> _What you are asked to do_
The answer is every line in the data below that contains the word "Buffers".

> _Records provided_
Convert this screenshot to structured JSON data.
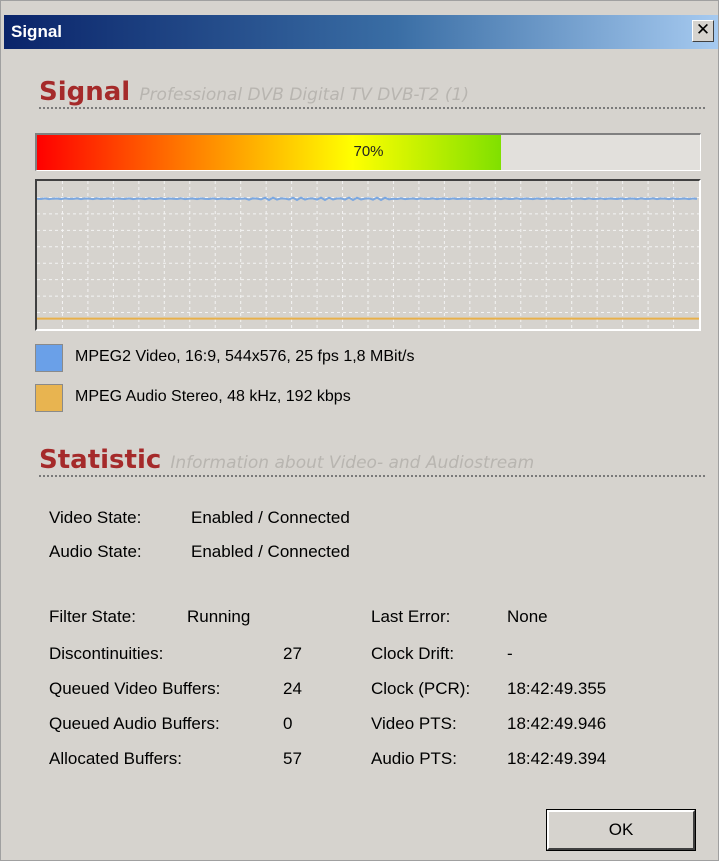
{
  "window": {
    "title": "Signal",
    "close_glyph": "✕"
  },
  "signal_section": {
    "heading": "Signal",
    "subheading": "Professional DVB Digital TV DVB-T2 (1)"
  },
  "signal_strength": {
    "label": "70%",
    "fraction": 0.7
  },
  "graph": {
    "video_line_color": "#7ba7e0",
    "audio_line_color": "#e8b04a",
    "video_level": 0.12,
    "audio_level": 0.93
  },
  "legend": [
    {
      "label": "MPEG2 Video, 16:9, 544x576, 25 fps  1,8 MBit/s",
      "color": "#6aa0e8",
      "icon": "video-swatch"
    },
    {
      "label": "MPEG Audio Stereo, 48 kHz, 192 kbps",
      "color": "#e8b450",
      "icon": "audio-swatch"
    }
  ],
  "statistic_section": {
    "heading": "Statistic",
    "subheading": "Information about Video- and Audiostream"
  },
  "state": {
    "video_label": "Video State:",
    "video_value": "Enabled / Connected",
    "audio_label": "Audio State:",
    "audio_value": "Enabled / Connected"
  },
  "stats_left": [
    {
      "label": "Filter State:",
      "value": "Running"
    },
    {
      "label": "Discontinuities:",
      "value": "27"
    },
    {
      "label": "Queued Video Buffers:",
      "value": "24"
    },
    {
      "label": "Queued Audio Buffers:",
      "value": "0"
    },
    {
      "label": "Allocated Buffers:",
      "value": "57"
    }
  ],
  "stats_right": [
    {
      "label": "Last Error:",
      "value": "None"
    },
    {
      "label": "Clock Drift:",
      "value": "-"
    },
    {
      "label": "Clock (PCR):",
      "value": "18:42:49.355"
    },
    {
      "label": "Video PTS:",
      "value": "18:42:49.946"
    },
    {
      "label": "Audio PTS:",
      "value": "18:42:49.394"
    }
  ],
  "buttons": {
    "ok_label": "OK"
  },
  "colors": {
    "title_bar": "#0a246a",
    "heading_red": "#a52a2a",
    "dialog_bg": "#d6d3ce"
  }
}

> _Your solution_
      "label": "Queued Video Buffers:",
      "label": "Queued Audio Buffers:",
      "label": "Allocated Buffers:",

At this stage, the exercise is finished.